connection to that server using the
object reference it retrieved from the trader.
The A/V server exports a sequence of movie information structures to the trading service, each containing a movie name, associated file name, frame rate, duration, and frame size, for example. Also contained in this structure will be a URL pointer to a web page on the movie. The server selector, written in Java and communicating the the trading service using JavaIDL, compiles the list of movie names for each server into a list GUI. When the user selects an item in the list, the Java client generates an HTML page for the movie and instructs a running WWW browser process to open the file. The generated page lists in a sidebar frame all the technical information about the movie --- duration, frame rate, frame size --- as advertised by each compliant server that offers the movie, and displays the movie web page in the main frame.
Once the user has decided on a server and movie, the Java server selector passes the server IOR and the movie name to the A/V client controller process.
This will allow multiple flows within a single stream. An
instruction to start or stop a stream can be applied to
the stream as a whole or any subset of its flows. A
StreamEndpoint will contain a
FlowEndPoint object for each flow within the
For eg. a Videophone will have an audio and video
flow in the phone stream.
Stream data can be transported using a number of protocols.
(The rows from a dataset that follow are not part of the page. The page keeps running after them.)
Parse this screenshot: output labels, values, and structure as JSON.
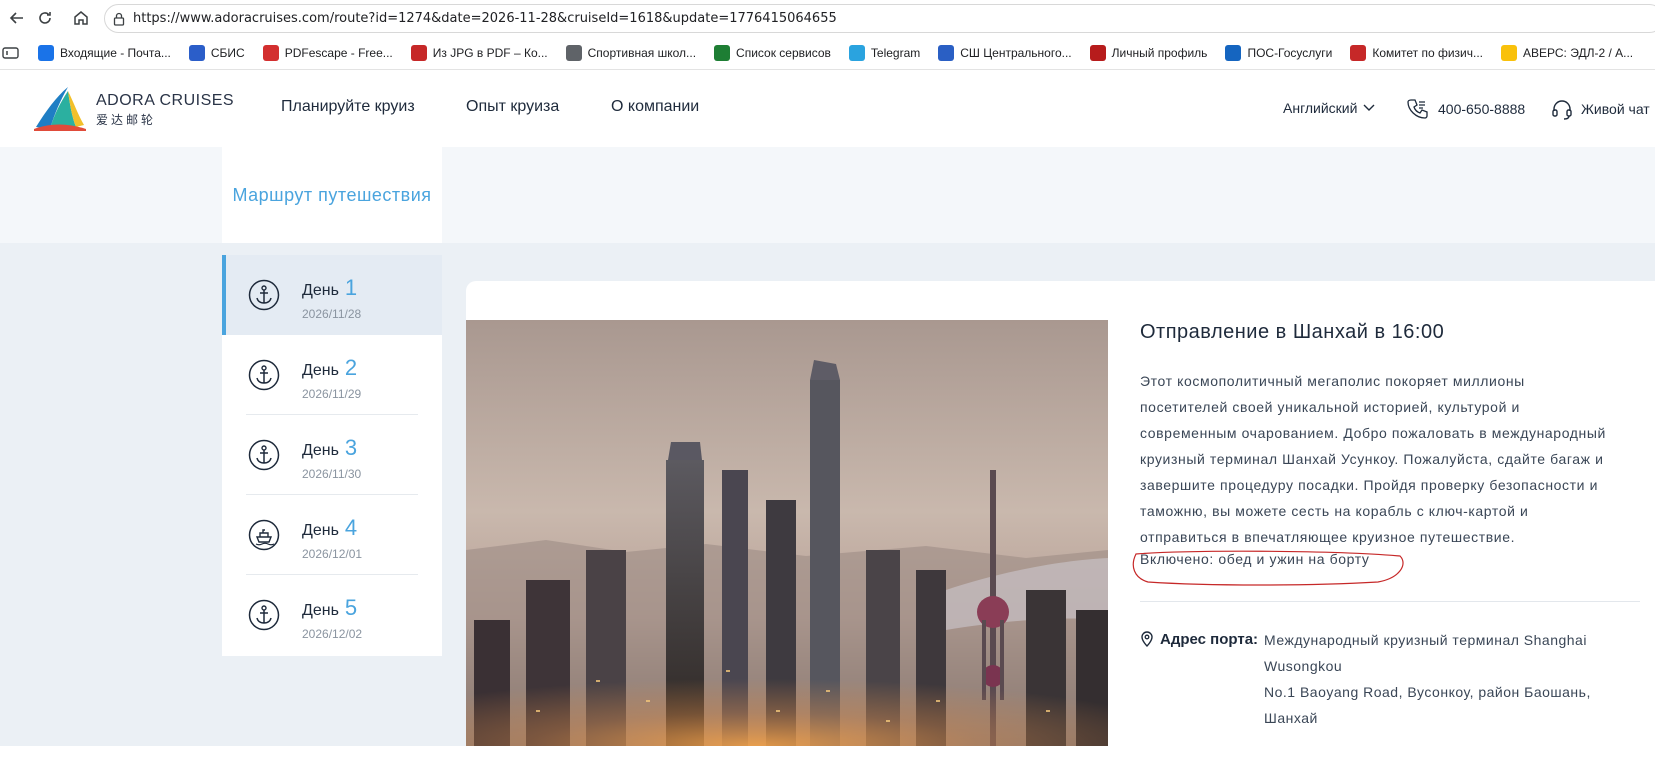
{
  "browser": {
    "url": "https://www.adoracruises.com/route?id=1274&date=2026-11-28&cruiseId=1618&update=1776415064655",
    "bookmarks": [
      {
        "label": "Входящие - Почта...",
        "icon": "mail-icon",
        "color": "#1a73e8"
      },
      {
        "label": "СБИС",
        "icon": "sbis-icon",
        "color": "#2b5ec9"
      },
      {
        "label": "PDFescape - Free...",
        "icon": "pdf-icon",
        "color": "#d32f2f"
      },
      {
        "label": "Из JPG в PDF – Ко...",
        "icon": "jpg-pdf-icon",
        "color": "#c62828"
      },
      {
        "label": "Спортивная школ...",
        "icon": "globe-icon",
        "color": "#5f6368"
      },
      {
        "label": "Список сервисов",
        "icon": "excel-icon",
        "color": "#1e7e34"
      },
      {
        "label": "Telegram",
        "icon": "telegram-icon",
        "color": "#2aa3df"
      },
      {
        "label": "СШ Центрального...",
        "icon": "vk-icon",
        "color": "#2a5fc4"
      },
      {
        "label": "Личный профиль",
        "icon": "crest-icon",
        "color": "#b71c1c"
      },
      {
        "label": "ПОС-Госуслуги",
        "icon": "gosuslugi-icon",
        "color": "#1565c0"
      },
      {
        "label": "Комитет по физич...",
        "icon": "emblem-icon",
        "color": "#c62828"
      },
      {
        "label": "АВЕРС: ЭДЛ-2 / А...",
        "icon": "1c-icon",
        "color": "#f9c10b"
      }
    ]
  },
  "header": {
    "logo_line1": "ADORA CRUISES",
    "logo_line2": "爱达邮轮",
    "nav": [
      "Планируйте круиз",
      "Опыт круиза",
      "О компании"
    ],
    "language": "Английский",
    "phone": "400-650-8888",
    "chat": "Живой чат"
  },
  "sidebar": {
    "title": "Маршрут путешествия",
    "days": [
      {
        "label": "День",
        "num": "1",
        "date": "2026/11/28",
        "icon": "anchor-icon",
        "active": true
      },
      {
        "label": "День",
        "num": "2",
        "date": "2026/11/29",
        "icon": "anchor-icon",
        "active": false
      },
      {
        "label": "День",
        "num": "3",
        "date": "2026/11/30",
        "icon": "anchor-icon",
        "active": false
      },
      {
        "label": "День",
        "num": "4",
        "date": "2026/12/01",
        "icon": "ship-icon",
        "active": false
      },
      {
        "label": "День",
        "num": "5",
        "date": "2026/12/02",
        "icon": "anchor-icon",
        "active": false
      }
    ]
  },
  "detail": {
    "title": "Отправление в Шанхай в 16:00",
    "description_lines": [
      "Этот космополитичный мегаполис покоряет миллионы",
      "посетителей своей уникальной историей, культурой и",
      "современным очарованием. Добро пожаловать в международный",
      "круизный терминал Шанхай Усункоу. Пожалуйста, сдайте багаж и",
      "завершите процедуру посадки. Пройдя проверку безопасности и",
      "таможню, вы можете сесть на корабль с ключ-картой и",
      "отправиться в впечатляющее круизное путешествие."
    ],
    "included": "Включено: обед и ужин на борту",
    "port_label": "Адрес порта:",
    "port_lines": [
      "Международный круизный терминал Shanghai",
      "Wusongkou",
      "No.1 Baoyang Road, Вусонкоу, район Баошань,",
      "Шанхай"
    ],
    "accent_color": "#4aa4de"
  }
}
These protocols include reliable connection-oriented transports (like IIOP/TCP), unreliable datagram-oriented Internet transports (like UDP), and real-time inter-ORB protocols (e.g., RIOP) over high-speed interconnects such as ATM and Fiber Channel. To allow a stream to support multiple protocols, the OMG spec specifies the Simple Frame Protocol (SFP).
We have developed the basic encoding classes required to encode and decode SFP frames. Future versions of the framework will provide the ability to send and recieve frames using SFP.
Add support for interpreting QOS specification in the A/V service. This will involve methods to translate application-level QOS to network-level QOS. For example, if an application wants to stream an MPEG-1 file ,it can be translated to a network-level Bandwidth requirement of atleast 1.5 Mbps.
Nagarajan Surendran & Sumedh Mungee